- Problem description
Write out every entry word for word.

[Start of Attachment]

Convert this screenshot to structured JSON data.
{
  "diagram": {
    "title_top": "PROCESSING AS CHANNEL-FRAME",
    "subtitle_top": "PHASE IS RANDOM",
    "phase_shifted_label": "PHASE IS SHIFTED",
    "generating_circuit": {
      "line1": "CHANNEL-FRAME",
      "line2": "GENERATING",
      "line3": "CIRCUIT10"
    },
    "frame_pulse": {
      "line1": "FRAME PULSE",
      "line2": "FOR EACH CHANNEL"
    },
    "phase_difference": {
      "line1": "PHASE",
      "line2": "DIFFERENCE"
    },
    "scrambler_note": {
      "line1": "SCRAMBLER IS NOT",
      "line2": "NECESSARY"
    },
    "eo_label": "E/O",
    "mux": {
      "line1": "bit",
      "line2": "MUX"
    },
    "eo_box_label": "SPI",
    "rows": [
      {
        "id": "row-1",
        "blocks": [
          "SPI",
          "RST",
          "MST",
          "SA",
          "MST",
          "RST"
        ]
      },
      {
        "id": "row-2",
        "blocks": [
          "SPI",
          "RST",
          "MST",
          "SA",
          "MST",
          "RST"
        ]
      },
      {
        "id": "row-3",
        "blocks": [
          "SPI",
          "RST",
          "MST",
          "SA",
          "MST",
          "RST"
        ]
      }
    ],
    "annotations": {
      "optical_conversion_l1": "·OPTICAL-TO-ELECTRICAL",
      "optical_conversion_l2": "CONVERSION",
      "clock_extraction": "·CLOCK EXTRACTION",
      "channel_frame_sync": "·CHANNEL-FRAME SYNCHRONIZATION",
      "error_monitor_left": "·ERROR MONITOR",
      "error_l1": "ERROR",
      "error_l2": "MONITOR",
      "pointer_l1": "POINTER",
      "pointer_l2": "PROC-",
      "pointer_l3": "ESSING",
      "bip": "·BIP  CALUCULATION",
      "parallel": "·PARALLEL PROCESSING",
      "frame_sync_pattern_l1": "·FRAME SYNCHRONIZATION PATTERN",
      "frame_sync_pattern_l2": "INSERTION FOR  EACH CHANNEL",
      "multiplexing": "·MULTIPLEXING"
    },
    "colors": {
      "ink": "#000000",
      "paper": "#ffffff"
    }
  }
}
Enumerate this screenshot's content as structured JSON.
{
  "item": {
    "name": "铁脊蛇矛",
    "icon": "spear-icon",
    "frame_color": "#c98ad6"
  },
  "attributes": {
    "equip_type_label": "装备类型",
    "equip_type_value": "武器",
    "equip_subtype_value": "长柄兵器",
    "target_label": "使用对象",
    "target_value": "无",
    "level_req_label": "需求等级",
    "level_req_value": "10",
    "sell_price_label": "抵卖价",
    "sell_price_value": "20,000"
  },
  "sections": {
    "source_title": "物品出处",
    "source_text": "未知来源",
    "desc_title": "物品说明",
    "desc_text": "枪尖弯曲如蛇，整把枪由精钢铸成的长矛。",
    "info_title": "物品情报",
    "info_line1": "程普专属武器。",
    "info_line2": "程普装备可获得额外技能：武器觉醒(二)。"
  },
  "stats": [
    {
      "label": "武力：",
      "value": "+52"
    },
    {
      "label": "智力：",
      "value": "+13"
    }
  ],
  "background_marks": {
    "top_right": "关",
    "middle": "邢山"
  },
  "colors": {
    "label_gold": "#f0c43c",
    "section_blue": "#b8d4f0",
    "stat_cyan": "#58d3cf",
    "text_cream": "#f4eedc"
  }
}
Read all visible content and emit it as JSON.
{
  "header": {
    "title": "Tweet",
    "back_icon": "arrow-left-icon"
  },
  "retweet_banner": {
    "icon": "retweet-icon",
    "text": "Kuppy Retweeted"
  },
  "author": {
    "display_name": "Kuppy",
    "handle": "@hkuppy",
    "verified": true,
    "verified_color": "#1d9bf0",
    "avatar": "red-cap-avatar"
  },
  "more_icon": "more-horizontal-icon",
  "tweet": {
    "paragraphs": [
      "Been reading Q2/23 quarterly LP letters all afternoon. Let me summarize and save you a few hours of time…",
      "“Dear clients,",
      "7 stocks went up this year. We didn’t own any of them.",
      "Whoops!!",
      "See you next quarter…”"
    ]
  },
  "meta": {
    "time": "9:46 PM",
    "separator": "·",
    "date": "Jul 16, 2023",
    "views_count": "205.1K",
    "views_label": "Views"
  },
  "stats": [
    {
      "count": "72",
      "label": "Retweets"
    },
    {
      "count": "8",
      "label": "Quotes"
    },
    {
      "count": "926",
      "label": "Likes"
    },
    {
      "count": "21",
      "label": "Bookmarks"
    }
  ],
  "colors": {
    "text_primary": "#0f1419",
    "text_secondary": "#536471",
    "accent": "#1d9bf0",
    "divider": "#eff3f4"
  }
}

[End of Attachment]

- Solution below
Convert this screenshot to structured JSON data.
{
  "diagram": {
    "title_top": "PROCESSING AS CHANNEL-FRAME",
    "subtitle_top": "PHASE IS RANDOM",
    "phase_shifted_label": "PHASE IS SHIFTED",
    "generating_circuit": {
      "line1": "CHANNEL-FRAME",
      "line2": "GENERATING",
      "line3": "CIRCUIT10"
    },
    "frame_pulse": {
      "line1": "FRAME PULSE",
      "line2": "FOR EACH CHANNEL"
    },
    "phase_difference": {
      "line1": "PHASE",
      "line2": "DIFFERENCE"
    },
    "scrambler_note": {
      "line1": "SCRAMBLER IS NOT",
      "line2": "NECESSARY"
    },
    "eo_label": "E/O",
    "mux": {
      "line1": "bit",
      "line2": "MUX"
    },
    "eo_box_label": "SPI",
    "rows": [
      {
        "id": "row-1",
        "blocks": [
          "SPI",
          "RST",
          "MST",
          "SA",
          "MST",
          "RST"
        ]
      },
      {
        "id": "row-2",
        "blocks": [
          "SPI",
          "RST",
          "MST",
          "SA",
          "MST",
          "RST"
        ]
      },
      {
        "id": "row-3",
        "blocks": [
          "SPI",
          "RST",
          "MST",
          "SA",
          "MST",
          "RST"
        ]
      }
    ],
    "annotations": {
      "optical_conversion_l1": "·OPTICAL-TO-ELECTRICAL",
      "optical_conversion_l2": "CONVERSION",
      "clock_extraction": "·CLOCK EXTRACTION",
      "channel_frame_sync": "·CHANNEL-FRAME SYNCHRONIZATION",
      "error_monitor_left": "·ERROR MONITOR",
      "error_l1": "ERROR",
      "error_l2": "MONITOR",
      "pointer_l1": "POINTER",
      "pointer_l2": "PROC-",
      "pointer_l3": "ESSING",
      "bip": "·BIP  CALUCULATION",
      "parallel": "·PARALLEL PROCESSING",
      "frame_sync_pattern_l1": "·FRAME SYNCHRONIZATION PATTERN",
      "frame_sync_pattern_l2": "INSERTION FOR  EACH CHANNEL",
      "multiplexing": "·MULTIPLEXING"
    },
    "colors": {
      "ink": "#000000",
      "paper": "#ffffff"
    }
  }
}
Enumerate this screenshot's content as structured JSON.
{
  "item": {
    "name": "铁脊蛇矛",
    "icon": "spear-icon",
    "frame_color": "#c98ad6"
  },
  "attributes": {
    "equip_type_label": "装备类型",
    "equip_type_value": "武器",
    "equip_subtype_value": "长柄兵器",
    "target_label": "使用对象",
    "target_value": "无",
    "level_req_label": "需求等级",
    "level_req_value": "10",
    "sell_price_label": "抵卖价",
    "sell_price_value": "20,000"
  },
  "sections": {
    "source_title": "物品出处",
    "source_text": "未知来源",
    "desc_title": "物品说明",
    "desc_text": "枪尖弯曲如蛇，整把枪由精钢铸成的长矛。",
    "info_title": "物品情报",
    "info_line1": "程普专属武器。",
    "info_line2": "程普装备可获得额外技能：武器觉醒(二)。"
  },
  "stats": [
    {
      "label": "武力：",
      "value": "+52"
    },
    {
      "label": "智力：",
      "value": "+13"
    }
  ],
  "background_marks": {
    "top_right": "关",
    "middle": "邢山"
  },
  "colors": {
    "label_gold": "#f0c43c",
    "section_blue": "#b8d4f0",
    "stat_cyan": "#58d3cf",
    "text_cream": "#f4eedc"
  }
}
Read all visible content and emit it as JSON.
{
  "header": {
    "title": "Tweet",
    "back_icon": "arrow-left-icon"
  },
  "retweet_banner": {
    "icon": "retweet-icon",
    "text": "Kuppy Retweeted"
  },
  "author": {
    "display_name": "Kuppy",
    "handle": "@hkuppy",
    "verified": true,
    "verified_color": "#1d9bf0",
    "avatar": "red-cap-avatar"
  },
  "more_icon": "more-horizontal-icon",
  "tweet": {
    "paragraphs": [
      "Been reading Q2/23 quarterly LP letters all afternoon. Let me summarize and save you a few hours of time…",
      "“Dear clients,",
      "7 stocks went up this year. We didn’t own any of them.",
      "Whoops!!",
      "See you next quarter…”"
    ]
  },
  "meta": {
    "time": "9:46 PM",
    "separator": "·",
    "date": "Jul 16, 2023",
    "views_count": "205.1K",
    "views_label": "Views"
  },
  "stats": [
    {
      "count": "72",
      "label": "Retweets"
    },
    {
      "count": "8",
      "label": "Quotes"
    },
    {
      "count": "926",
      "label": "Likes"
    },
    {
      "count": "21",
      "label": "Bookmarks"
    }
  ],
  "colors": {
    "text_primary": "#0f1419",
    "text_secondary": "#536471",
    "accent": "#1d9bf0",
    "divider": "#eff3f4"
  }
}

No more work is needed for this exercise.